Produced by Michael G. Wilson and Barbara Broccoli
Directed by Martin Campbell
Screenplay by Jeffrey Caine and Bruce Feirstein
Released by United Artists
In the best of the James Bond films derived directly from the novels of Ian Fleming—Dr. No, From Russia With Love, Goldfinger, and Thunderball—Sean Connery was able to evoke the gentlemanly, but roguish, quality of the British "clubland" heroes like Richard Hannay and Bulldog Drummond who had helped inspire 007's creator, while adding a hard-edged brutality to the character's persona that was rarely seen in the clean-limbed protagonists of an earlier time. Fleming, like Conan Doyle, had brought to life a character who seemed real, however improbable his adventures, to the reading and filmgoing public. Like Fleming's creation, Connery, tongue firmly in cheek, faced the most unlikely of villains with a sense of amused irony, but was nevertheless able to lend a seriousness to the role that seemed more realistic to an audience that had witnessed world war, Stalin, Hitler, and Hiroshima.
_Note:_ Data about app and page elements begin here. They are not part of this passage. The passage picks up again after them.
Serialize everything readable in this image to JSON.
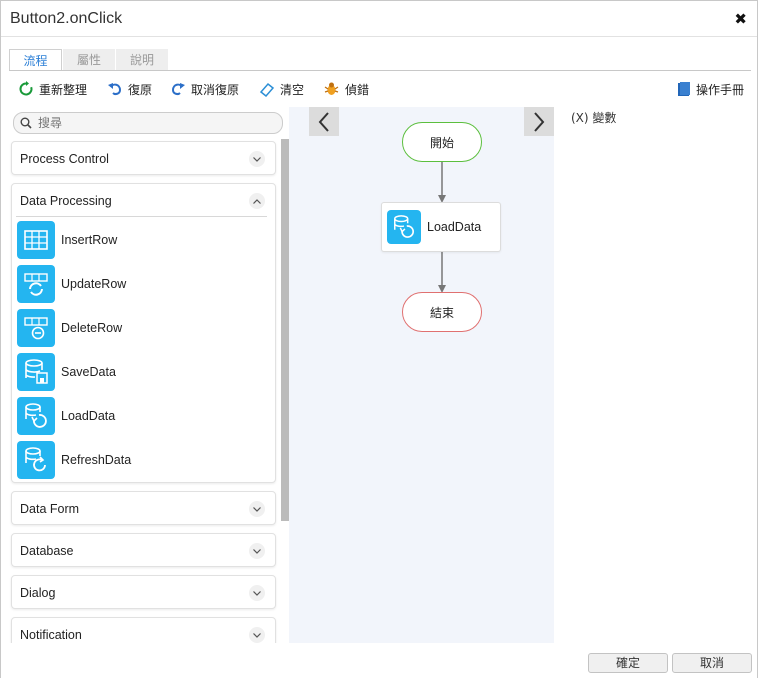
{
  "window": {
    "title": "Button2.onClick"
  },
  "tabs": [
    {
      "label": "流程"
    },
    {
      "label": "屬性"
    },
    {
      "label": "說明"
    }
  ],
  "toolbar": {
    "rearrange": "重新整理",
    "undo": "復原",
    "redo": "取消復原",
    "clear": "清空",
    "debug": "偵錯",
    "manual": "操作手冊"
  },
  "search": {
    "placeholder": "搜尋"
  },
  "palette": {
    "sections": [
      {
        "label": "Process Control"
      },
      {
        "label": "Data Processing"
      },
      {
        "label": "Data Form"
      },
      {
        "label": "Database"
      },
      {
        "label": "Dialog"
      },
      {
        "label": "Notification"
      }
    ],
    "data_processing_items": [
      {
        "label": "InsertRow",
        "icon": "table-grid-icon"
      },
      {
        "label": "UpdateRow",
        "icon": "table-refresh-icon"
      },
      {
        "label": "DeleteRow",
        "icon": "table-delete-icon"
      },
      {
        "label": "SaveData",
        "icon": "database-save-icon"
      },
      {
        "label": "LoadData",
        "icon": "database-load-icon"
      },
      {
        "label": "RefreshData",
        "icon": "database-refresh-icon"
      }
    ]
  },
  "flow": {
    "start": "開始",
    "step": "LoadData",
    "end": "結束"
  },
  "variables": {
    "label": "(X) 變數"
  },
  "footer": {
    "ok": "確定",
    "cancel": "取消"
  },
  "colors": {
    "accent": "#24b5f0",
    "start_border": "#5cbf3e",
    "end_border": "#e07070",
    "canvas_bg": "#f2f5fb"
  }
}
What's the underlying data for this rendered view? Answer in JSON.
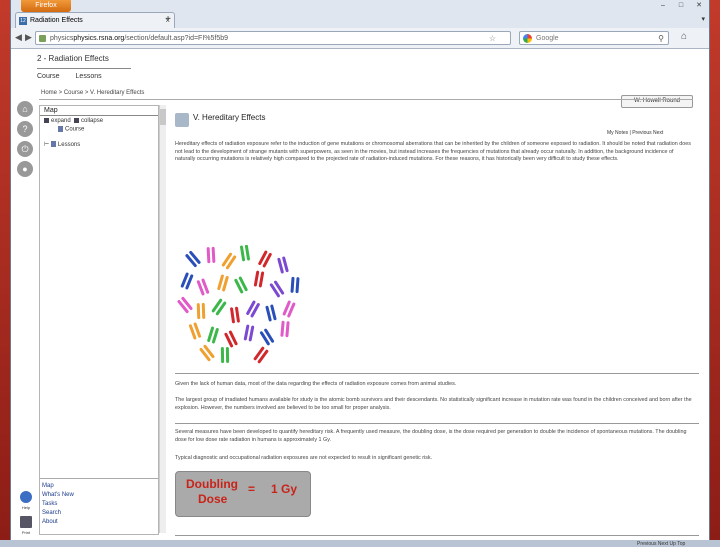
{
  "browser": {
    "app_button": "Firefox",
    "tab_title": "Radiation Effects",
    "url_domain": "physics.rsna.org",
    "url_path": "/section/default.asp?id=FI%5f5b9",
    "url_pre": "physics",
    "search_engine": "Google",
    "search_placeholder": "Google"
  },
  "site": {
    "title": "2 - Radiation Effects",
    "nav": [
      "Course",
      "Lessons"
    ],
    "breadcrumb": "Home > Course > V. Hereditary Effects",
    "user": "W. Howell Round"
  },
  "map": {
    "header": "Map",
    "expand": "expand",
    "collapse": "collapse",
    "course": "Course",
    "lessons": "Lessons",
    "footer": [
      "Map",
      "What's New",
      "Tasks",
      "Search",
      "About"
    ]
  },
  "footer_icon_labels": [
    "Help",
    "Print"
  ],
  "content": {
    "heading": "V. Hereditary Effects",
    "links": "My Notes  |  Previous  Next",
    "p1": "Hereditary effects of radiation exposure refer to the induction of gene mutations or chromosomal aberrations that can be inherited by the children of someone exposed to radiation. It should be noted that radiation does not lead to the development of strange mutants with superpowers, as seen in the movies, but instead increases the frequencies of mutations that already occur naturally. In addition, the background incidence of naturally occurring mutations is relatively high compared to the projected rate of radiation-induced mutations. For these reasons, it has historically been very difficult to study these effects.",
    "p2": "Given the lack of human data, most of the data regarding the effects of radiation exposure comes from animal studies.",
    "p3": "The largest group of irradiated humans available for study is the atomic bomb survivors and their descendants. No statistically significant increase in mutation rate was found in the children conceived and born after the explosion. However, the numbers involved are believed to be too small for proper analysis.",
    "p4": "Several measures have been developed to quantify hereditary risk. A frequently used measure, the doubling dose, is the dose required per generation to double the incidence of spontaneous mutations. The doubling dose for low dose rate radiation in humans is approximately 1 Gy.",
    "p5": "Typical diagnostic and occupational radiation exposures are not expected to result in significant genetic risk.",
    "dose_word1": "Doubling",
    "dose_word2": "Dose",
    "dose_eq": "=",
    "dose_val": "1 Gy",
    "bottom_links": "Previous  Next  Up  Top"
  },
  "colors": {
    "dose_text": "#c8241a",
    "link": "#1a3a8a",
    "chromosomes": [
      "#2b4fb8",
      "#e05ac8",
      "#f0a030",
      "#3cb84a",
      "#d0282c",
      "#7c4ad0"
    ]
  }
}
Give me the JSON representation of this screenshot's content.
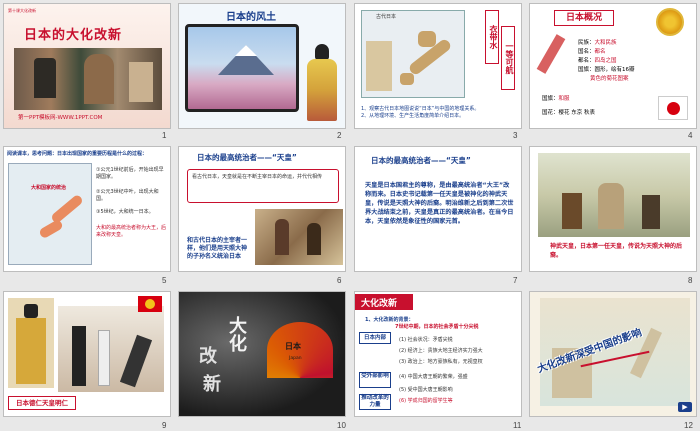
{
  "slides": [
    {
      "num": "1",
      "title": "日本的大化改新",
      "top_tag": "第十课大化改新",
      "footer": "第一PPT模板网-WWW.1PPT.COM"
    },
    {
      "num": "2",
      "title": "日本的风土"
    },
    {
      "num": "3",
      "vertical1": "衣带水",
      "vertical2": "一等可航",
      "map_title": "古代日本",
      "line1": "1、观察古代日本地图说说“日本”与中国的地理关系。",
      "line2": "2、从地理环境、生产生活角度简单介绍日本。"
    },
    {
      "num": "4",
      "title": "日本概况",
      "rows": [
        {
          "k": "民族：",
          "v": "大和民族"
        },
        {
          "k": "国名：",
          "v": "都名"
        },
        {
          "k": "都名：",
          "v": "四岛之国"
        },
        {
          "k": "国旗：",
          "v": "圆形，绘有16瓣"
        },
        {
          "k": "",
          "v": "黄色的菊花图案"
        }
      ],
      "bottom_k": "国旗：",
      "bottom_v": "和服",
      "last": "国花：樱花 东京 秋表"
    },
    {
      "num": "5",
      "heading": "阅读课本，思考问题：日本出现国家的重要历程是什么的过程：",
      "map_label": "大和国家的统治",
      "items": [
        "①公元1世纪前后，开始出现早期国家。",
        "②公元3世纪中叶，出现大和国。",
        "③5世纪，大和统一日本。",
        "大和的最高统治者称为大王，后来改称天皇。"
      ]
    },
    {
      "num": "6",
      "title": "日本的最高统治者——“天皇”",
      "text": "看古代日本，天皇就是在不断主宰日本的命运，并代代相传",
      "bottom": "和古代日本的主宰者一样，他们是用天照大神的子孙名义统治日本"
    },
    {
      "num": "7",
      "title": "日本的最高统治者——“天皇”",
      "text": "天皇是日本国君主的尊称，是由最高统治者“大王”改称而来。日本史书记载第一任天皇是被神化的神武天皇，传说是天照大神的后裔。明治维新之后到第二次世界大战结束之前，天皇是真正的最高统治者。在当今日本，天皇依然是象征性的国家元首。"
    },
    {
      "num": "8",
      "caption": "神武天皇，日本第一任天皇，传说为天照大神的后裔。"
    },
    {
      "num": "9",
      "caption": "日本德仁天皇明仁"
    },
    {
      "num": "10",
      "char1": "大化",
      "char2": "改",
      "char3": "新",
      "fan_text": "日本",
      "fan_sub": "Japan"
    },
    {
      "num": "11",
      "title": "大化改新",
      "sub": "1、大化改新的背景：",
      "labels": [
        "日本内部",
        "受外部影响",
        "推动改革的力量"
      ],
      "points": [
        "7世纪中期，日本的社会矛盾十分尖锐",
        "(1) 社会状况：矛盾尖锐",
        "(2) 经济上：贵族大地主经济实力强大",
        "(3) 政治上：地方豪族私有，无视皇权",
        "(4) 中国大唐王朝的繁荣，强盛",
        "(5) 受中国大唐王朝影响",
        "(6) 学成归国的留学生等"
      ]
    },
    {
      "num": "12",
      "title": "大化改新深受中国的影响"
    }
  ]
}
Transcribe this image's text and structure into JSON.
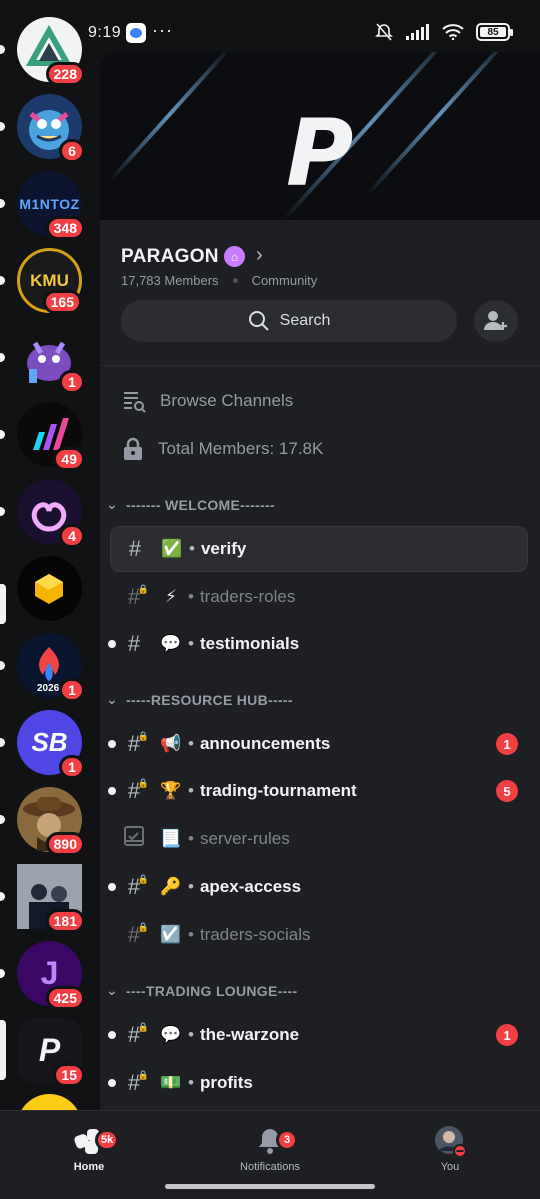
{
  "status_bar": {
    "time": "9:19",
    "battery": "85",
    "more": "···"
  },
  "server_rail": {
    "servers": [
      {
        "key": "s1",
        "badge": "228",
        "label": ""
      },
      {
        "key": "s2",
        "badge": "6",
        "label": ""
      },
      {
        "key": "s3",
        "badge": "348",
        "label": "M1NTOZ"
      },
      {
        "key": "s4",
        "badge": "165",
        "label": "KMU"
      },
      {
        "key": "s5",
        "badge": "1",
        "label": ""
      },
      {
        "key": "s6",
        "badge": "49",
        "label": ""
      },
      {
        "key": "s7",
        "badge": "4",
        "label": ""
      },
      {
        "key": "s8",
        "badge": "",
        "label": ""
      },
      {
        "key": "s9",
        "badge": "1",
        "label": "2026"
      },
      {
        "key": "s10",
        "badge": "1",
        "label": "SB"
      },
      {
        "key": "s11",
        "badge": "890",
        "label": ""
      },
      {
        "key": "s12",
        "badge": "181",
        "label": ""
      },
      {
        "key": "s13",
        "badge": "425",
        "label": "J"
      },
      {
        "key": "s14",
        "badge": "15",
        "label": "P"
      }
    ]
  },
  "guild": {
    "name": "PARAGON",
    "members": "17,783 Members",
    "type": "Community",
    "banner_logo": "P",
    "search_label": "Search"
  },
  "utilities": {
    "browse": "Browse Channels",
    "total_members": "Total Members: 17.8K"
  },
  "categories": {
    "welcome": "------- WELCOME-------",
    "resource": "-----RESOURCE HUB-----",
    "trading": "----TRADING LOUNGE----"
  },
  "channels": {
    "verify": {
      "emoji": "✅",
      "name": "verify"
    },
    "traders_roles": {
      "emoji": "⚡",
      "name": "traders-roles"
    },
    "testimonials": {
      "emoji": "💬",
      "name": "testimonials"
    },
    "announcements": {
      "emoji": "📢",
      "name": "announcements",
      "count": "1"
    },
    "trading_tournament": {
      "emoji": "🏆",
      "name": "trading-tournament",
      "count": "5"
    },
    "server_rules": {
      "emoji": "📃",
      "name": "server-rules"
    },
    "apex_access": {
      "emoji": "🔑",
      "name": "apex-access"
    },
    "traders_socials": {
      "emoji": "☑️",
      "name": "traders-socials"
    },
    "the_warzone": {
      "emoji": "💬",
      "name": "the-warzone",
      "count": "1"
    },
    "profits": {
      "emoji": "💵",
      "name": "profits"
    }
  },
  "channel_separator": "•",
  "bottom_nav": {
    "home": {
      "label": "Home",
      "badge": "5k"
    },
    "notifications": {
      "label": "Notifications",
      "badge": "3"
    },
    "you": {
      "label": "You"
    }
  },
  "colors": {
    "accent_red": "#f23f43",
    "background": "#1e1f22",
    "rail": "#111214",
    "guild_icon": "#c77dff"
  }
}
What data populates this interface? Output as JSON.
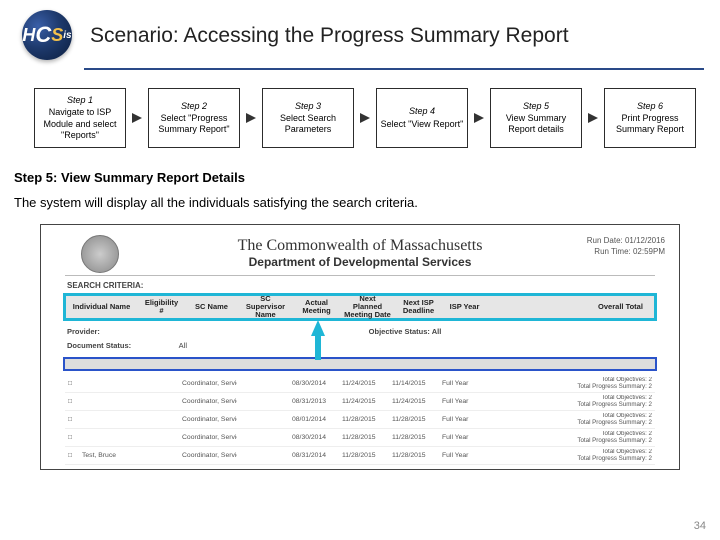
{
  "logo": {
    "text": "HCSis"
  },
  "title": "Scenario: Accessing the Progress Summary Report",
  "steps": [
    {
      "title": "Step 1",
      "body": "Navigate to ISP Module and select \"Reports\""
    },
    {
      "title": "Step 2",
      "body": "Select \"Progress Summary Report\""
    },
    {
      "title": "Step 3",
      "body": "Select Search Parameters"
    },
    {
      "title": "Step 4",
      "body": "Select \"View Report\""
    },
    {
      "title": "Step 5",
      "body": "View Summary Report details"
    },
    {
      "title": "Step 6",
      "body": "Print Progress Summary Report"
    }
  ],
  "section_title": "Step 5: View Summary Report Details",
  "body_text": "The system will display all the individuals satisfying the search criteria.",
  "report": {
    "title1": "The Commonwealth of Massachusetts",
    "title2": "Department of Developmental Services",
    "run_date_label": "Run Date: 01/12/2016",
    "run_time_label": "Run Time: 02:59PM",
    "search_label": "SEARCH CRITERIA:",
    "headers": {
      "c1": "Individual Name",
      "c2": "Eligibility #",
      "c3": "SC Name",
      "c4": "SC Supervisor Name",
      "c5": "Actual Meeting",
      "c6": "Next Planned Meeting Date",
      "c7": "Next ISP Deadline",
      "c8": "ISP Year",
      "c9": "Overall Total"
    },
    "provider_label": "Provider:",
    "objective_label": "Objective Status:",
    "objective_value": "All",
    "doc_status_label": "Document Status:",
    "doc_status_value": "All",
    "rows": [
      {
        "name": "",
        "elig": "",
        "sc": "Coordinator, Service",
        "sup": "",
        "d1": "08/30/2014",
        "d2": "11/24/2015",
        "d3": "11/14/2015",
        "yr": "Full Year",
        "tot": "Total Objectives: 2\nTotal Progress Summary: 2"
      },
      {
        "name": "",
        "elig": "",
        "sc": "Coordinator, Service",
        "sup": "",
        "d1": "08/31/2013",
        "d2": "11/24/2015",
        "d3": "11/24/2015",
        "yr": "Full Year",
        "tot": "Total Objectives: 2\nTotal Progress Summary: 2"
      },
      {
        "name": "",
        "elig": "",
        "sc": "Coordinator, Service",
        "sup": "",
        "d1": "08/01/2014",
        "d2": "11/28/2015",
        "d3": "11/28/2015",
        "yr": "Full Year",
        "tot": "Total Objectives: 2\nTotal Progress Summary: 2"
      },
      {
        "name": "",
        "elig": "",
        "sc": "Coordinator, Service",
        "sup": "",
        "d1": "08/30/2014",
        "d2": "11/28/2015",
        "d3": "11/28/2015",
        "yr": "Full Year",
        "tot": "Total Objectives: 2\nTotal Progress Summary: 2"
      },
      {
        "name": "Test, Bruce",
        "elig": "",
        "sc": "Coordinator, Service",
        "sup": "",
        "d1": "08/31/2014",
        "d2": "11/28/2015",
        "d3": "11/28/2015",
        "yr": "Full Year",
        "tot": "Total Objectives: 2\nTotal Progress Summary: 2"
      }
    ]
  },
  "page_number": "34"
}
The early Bond films, like postwar film noir or "adult" Westerns, suited an era that did not require that its heroes be Boy Scouts, but was not yet prepared for the amoral antihero that Clint Eastwood would soon popularize in his squint-and-kill "spaghetti...